To many Republicans, it seems like the sanctity of life only applies before birth.

Meanwhile, after birth, the troubles of this world seem to be getting more and more overwhelming to just about everyone, regardless of political orientation.

The number of people seeking safety by crossing borders and the number of troubled people needing assistance, both here in USA and abroad, seems so overwhelming that there have been many recent radio interviews about "charity fatigue."

As for climate change, the last few decades have seen huge numbers of people in India, China and other places around the world, rise out of poverty. This has contributed to the rising carbon footprint. There are slightly over 8 billion people on the planet.

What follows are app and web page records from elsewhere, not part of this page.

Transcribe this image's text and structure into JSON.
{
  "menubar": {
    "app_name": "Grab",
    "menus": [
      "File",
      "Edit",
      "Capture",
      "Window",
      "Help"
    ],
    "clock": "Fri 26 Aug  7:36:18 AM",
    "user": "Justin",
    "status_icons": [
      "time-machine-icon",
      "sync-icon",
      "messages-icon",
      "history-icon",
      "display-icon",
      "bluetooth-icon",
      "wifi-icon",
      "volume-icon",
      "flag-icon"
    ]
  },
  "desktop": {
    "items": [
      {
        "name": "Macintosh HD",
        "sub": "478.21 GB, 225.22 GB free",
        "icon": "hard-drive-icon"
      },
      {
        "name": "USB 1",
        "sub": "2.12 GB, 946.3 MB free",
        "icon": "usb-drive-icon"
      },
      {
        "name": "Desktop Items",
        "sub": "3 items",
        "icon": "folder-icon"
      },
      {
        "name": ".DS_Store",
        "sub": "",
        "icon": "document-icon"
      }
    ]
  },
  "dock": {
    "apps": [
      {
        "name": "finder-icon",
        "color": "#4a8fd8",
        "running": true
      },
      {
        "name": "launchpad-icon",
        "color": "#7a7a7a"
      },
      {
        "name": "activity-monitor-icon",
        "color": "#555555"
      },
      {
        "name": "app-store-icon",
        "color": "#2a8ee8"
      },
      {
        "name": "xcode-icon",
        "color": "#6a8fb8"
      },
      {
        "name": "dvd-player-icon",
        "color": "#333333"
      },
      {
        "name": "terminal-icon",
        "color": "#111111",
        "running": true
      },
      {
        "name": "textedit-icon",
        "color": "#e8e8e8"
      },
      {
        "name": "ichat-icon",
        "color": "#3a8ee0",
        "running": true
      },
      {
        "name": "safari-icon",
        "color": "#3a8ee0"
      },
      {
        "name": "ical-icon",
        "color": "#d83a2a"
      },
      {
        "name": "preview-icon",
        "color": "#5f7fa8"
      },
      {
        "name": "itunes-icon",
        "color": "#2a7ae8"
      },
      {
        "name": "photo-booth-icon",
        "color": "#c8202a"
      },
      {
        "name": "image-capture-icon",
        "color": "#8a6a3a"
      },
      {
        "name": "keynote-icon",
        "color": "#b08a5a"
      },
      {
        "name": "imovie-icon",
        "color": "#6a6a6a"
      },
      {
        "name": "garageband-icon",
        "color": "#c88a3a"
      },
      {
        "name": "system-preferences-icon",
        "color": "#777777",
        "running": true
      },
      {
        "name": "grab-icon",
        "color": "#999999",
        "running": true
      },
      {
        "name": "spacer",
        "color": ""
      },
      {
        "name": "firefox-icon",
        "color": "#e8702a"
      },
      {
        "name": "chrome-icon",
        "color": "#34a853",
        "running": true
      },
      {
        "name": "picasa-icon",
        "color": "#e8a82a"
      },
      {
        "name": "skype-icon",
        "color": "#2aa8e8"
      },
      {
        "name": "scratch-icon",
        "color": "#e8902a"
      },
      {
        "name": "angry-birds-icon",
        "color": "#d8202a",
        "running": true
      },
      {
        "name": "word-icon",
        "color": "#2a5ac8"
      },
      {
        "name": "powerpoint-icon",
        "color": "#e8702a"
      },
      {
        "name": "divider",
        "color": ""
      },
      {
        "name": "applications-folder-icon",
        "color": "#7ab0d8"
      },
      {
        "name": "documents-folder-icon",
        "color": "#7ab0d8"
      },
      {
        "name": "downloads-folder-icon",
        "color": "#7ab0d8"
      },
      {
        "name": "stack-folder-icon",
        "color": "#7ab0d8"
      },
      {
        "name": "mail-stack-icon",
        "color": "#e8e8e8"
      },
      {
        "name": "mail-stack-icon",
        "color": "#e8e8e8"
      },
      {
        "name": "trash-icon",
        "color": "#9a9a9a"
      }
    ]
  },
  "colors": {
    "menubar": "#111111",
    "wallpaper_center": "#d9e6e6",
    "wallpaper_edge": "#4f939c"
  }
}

We can make it work better, but a good question is, "do we have the political will to create a sustainable world and maintain societies that are not too authoritarian?"

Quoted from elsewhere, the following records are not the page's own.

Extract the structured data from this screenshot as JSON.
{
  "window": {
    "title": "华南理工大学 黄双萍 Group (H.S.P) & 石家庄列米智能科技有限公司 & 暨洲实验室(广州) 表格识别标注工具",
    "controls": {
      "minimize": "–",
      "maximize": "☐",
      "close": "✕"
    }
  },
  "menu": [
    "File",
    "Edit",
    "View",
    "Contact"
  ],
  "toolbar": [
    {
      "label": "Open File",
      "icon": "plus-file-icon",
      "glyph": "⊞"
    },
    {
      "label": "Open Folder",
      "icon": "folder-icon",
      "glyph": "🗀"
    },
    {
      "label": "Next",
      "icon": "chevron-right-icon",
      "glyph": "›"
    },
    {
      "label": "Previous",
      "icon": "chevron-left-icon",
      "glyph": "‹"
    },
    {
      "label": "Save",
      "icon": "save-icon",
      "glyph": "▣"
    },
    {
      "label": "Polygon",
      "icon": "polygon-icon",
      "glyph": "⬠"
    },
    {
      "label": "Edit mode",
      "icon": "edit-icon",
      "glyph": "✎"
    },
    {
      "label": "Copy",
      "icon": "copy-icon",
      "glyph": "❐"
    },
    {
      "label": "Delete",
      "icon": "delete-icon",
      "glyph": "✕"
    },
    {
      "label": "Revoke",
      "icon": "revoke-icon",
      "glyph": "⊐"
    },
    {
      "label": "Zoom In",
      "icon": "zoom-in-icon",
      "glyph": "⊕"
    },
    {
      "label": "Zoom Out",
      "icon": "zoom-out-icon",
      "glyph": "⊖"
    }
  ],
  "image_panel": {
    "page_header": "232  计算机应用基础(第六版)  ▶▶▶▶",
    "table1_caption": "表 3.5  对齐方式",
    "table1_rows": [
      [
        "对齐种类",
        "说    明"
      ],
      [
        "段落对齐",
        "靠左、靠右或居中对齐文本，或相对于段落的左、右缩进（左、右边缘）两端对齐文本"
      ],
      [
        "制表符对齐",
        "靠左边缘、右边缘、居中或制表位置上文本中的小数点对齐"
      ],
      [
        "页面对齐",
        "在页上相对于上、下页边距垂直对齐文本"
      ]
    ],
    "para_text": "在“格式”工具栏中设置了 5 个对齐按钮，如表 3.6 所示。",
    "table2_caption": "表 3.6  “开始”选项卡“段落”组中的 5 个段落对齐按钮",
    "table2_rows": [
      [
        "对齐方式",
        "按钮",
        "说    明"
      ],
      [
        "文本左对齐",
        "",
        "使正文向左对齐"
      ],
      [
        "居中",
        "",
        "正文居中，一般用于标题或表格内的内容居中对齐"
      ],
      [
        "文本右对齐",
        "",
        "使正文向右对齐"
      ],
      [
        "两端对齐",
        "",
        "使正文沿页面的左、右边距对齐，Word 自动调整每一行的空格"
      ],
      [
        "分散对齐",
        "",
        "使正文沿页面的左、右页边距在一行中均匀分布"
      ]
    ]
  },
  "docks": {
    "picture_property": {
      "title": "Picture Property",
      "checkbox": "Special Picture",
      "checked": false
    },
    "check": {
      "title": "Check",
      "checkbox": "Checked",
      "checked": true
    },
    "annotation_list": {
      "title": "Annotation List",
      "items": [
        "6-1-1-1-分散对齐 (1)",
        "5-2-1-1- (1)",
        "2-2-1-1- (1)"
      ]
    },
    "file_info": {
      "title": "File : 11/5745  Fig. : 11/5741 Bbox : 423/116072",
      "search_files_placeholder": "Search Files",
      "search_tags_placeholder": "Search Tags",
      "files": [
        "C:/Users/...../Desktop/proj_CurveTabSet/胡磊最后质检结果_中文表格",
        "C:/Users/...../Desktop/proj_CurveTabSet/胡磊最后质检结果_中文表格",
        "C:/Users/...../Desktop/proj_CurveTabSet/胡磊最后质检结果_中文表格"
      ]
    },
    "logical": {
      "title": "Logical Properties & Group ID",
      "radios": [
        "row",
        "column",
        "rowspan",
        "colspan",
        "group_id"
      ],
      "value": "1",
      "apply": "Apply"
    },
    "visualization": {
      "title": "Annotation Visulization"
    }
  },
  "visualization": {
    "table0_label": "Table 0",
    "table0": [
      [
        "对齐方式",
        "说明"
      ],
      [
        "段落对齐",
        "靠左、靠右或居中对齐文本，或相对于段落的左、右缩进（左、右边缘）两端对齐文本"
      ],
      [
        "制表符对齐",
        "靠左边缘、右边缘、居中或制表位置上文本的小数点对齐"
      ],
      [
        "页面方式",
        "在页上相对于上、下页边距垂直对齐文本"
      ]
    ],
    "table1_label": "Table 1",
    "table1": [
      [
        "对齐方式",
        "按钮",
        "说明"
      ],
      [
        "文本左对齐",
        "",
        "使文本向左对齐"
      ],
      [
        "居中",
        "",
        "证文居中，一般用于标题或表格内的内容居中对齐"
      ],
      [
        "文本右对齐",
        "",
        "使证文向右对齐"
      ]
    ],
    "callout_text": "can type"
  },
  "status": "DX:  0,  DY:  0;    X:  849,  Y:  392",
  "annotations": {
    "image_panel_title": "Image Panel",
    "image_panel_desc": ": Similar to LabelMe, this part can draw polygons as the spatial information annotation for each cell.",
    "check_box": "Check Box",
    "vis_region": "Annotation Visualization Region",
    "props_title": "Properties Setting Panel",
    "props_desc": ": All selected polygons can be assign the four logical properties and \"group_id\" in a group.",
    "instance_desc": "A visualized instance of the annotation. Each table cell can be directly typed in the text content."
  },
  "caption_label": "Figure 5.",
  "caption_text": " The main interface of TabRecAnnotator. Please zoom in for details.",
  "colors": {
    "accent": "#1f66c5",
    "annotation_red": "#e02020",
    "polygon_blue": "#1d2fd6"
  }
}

Reducing population growth and accepting alternative lifestyles can play an important role as mainstream population growth and addiction to wealth seem destine to conflict.

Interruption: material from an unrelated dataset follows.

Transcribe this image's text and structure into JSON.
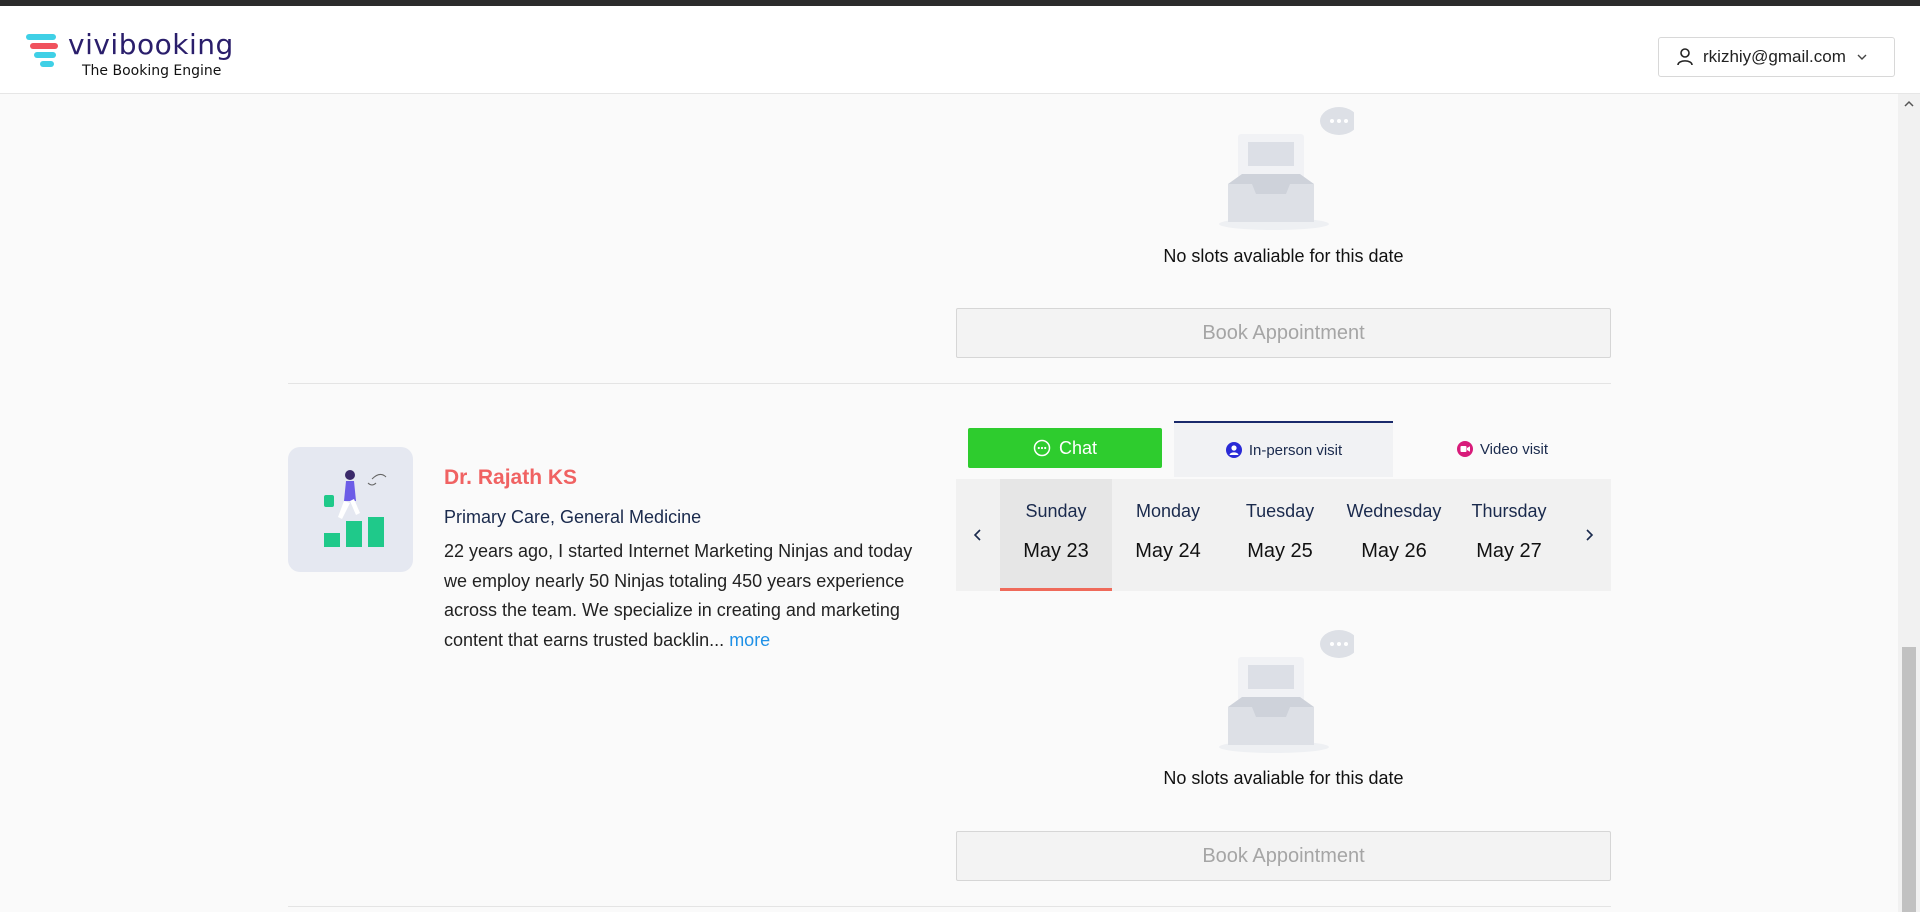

Alternative can be defined in many ways such as simpler lifestyles in terms of consumption. Another definition of "alternative" comes to mind regarding sexuality and family situations. Alternative is a broad topic and much needed in today's world.

If the world does teeter into another dark age, one possible silver lining is that modern dark ages can be short lived. Europe went through the holocaust in a matter of just a decade followed by a period of greater idealism.

I was born into that era of idealism as my first memories of news are out of the 1960s. Yes, the cold war worries and pollution worries were there, but most of the decades of my life have seen a great deal of peace activism, civil rights progress, scientific progress, talk of a more sustainable world and rising standards of living in many parts of the world.

My early childhood memories, about Europe, was the rise of the Beetles in UK. I was in 3rd grade when the Beetles were on Ed Sullivan. World War II seemed like it was long over by then.

Sunday, December 17, 2023

It's better to decrease the birth rate than increase the death rate as the way to stabilize world population, but world cultures may be inadvertently choosing the latter.

One way to stabilize world population is to reduce the birthrate via better birth control and more liberal attitudes about sexual alternatives.

Another way is for the death rate to increase from famine, war, poverty and even genocide. The first way is more desirable.

Even a small amount of population growth could possibly still happen if our consumption of resources were sustainable for climate stability and so forth. This can be achieved with technological innovation as well as the type of economics that would promote less consumption. Quality of life can, conceivably, improve; depending on how people define quality of life.

A good question to ask, worldwide, is whether humanity has the political will to develop a sustainable world.

Thursday, December 14, 2023

When Joseph and Mary got to the border, there was no room at the inn. They regretted that they didn't use birth control.

Given population growth, migration, border issues and the Christmas season, these conflicting concepts come to mind when following the news. I don't draw cartoons well, but here is my attempt at a political collage.
My thanks to Mark Allyn for helping me with the couple, could be Joseph and Mary. I'm really bad at drawing people.

Tuesday, December 12, 2023

If the world can comply with the COP28 goals is a more important factor than the level of the goals themselves.

Setting carbon emission goals at COP28 may matter less than whether we can follow those goals. The world usually seems put out more carbon that what the goals are set for anyway. If we can even stick to the goals, that would be an accomplishment. That will be the bigger story, in my opinion.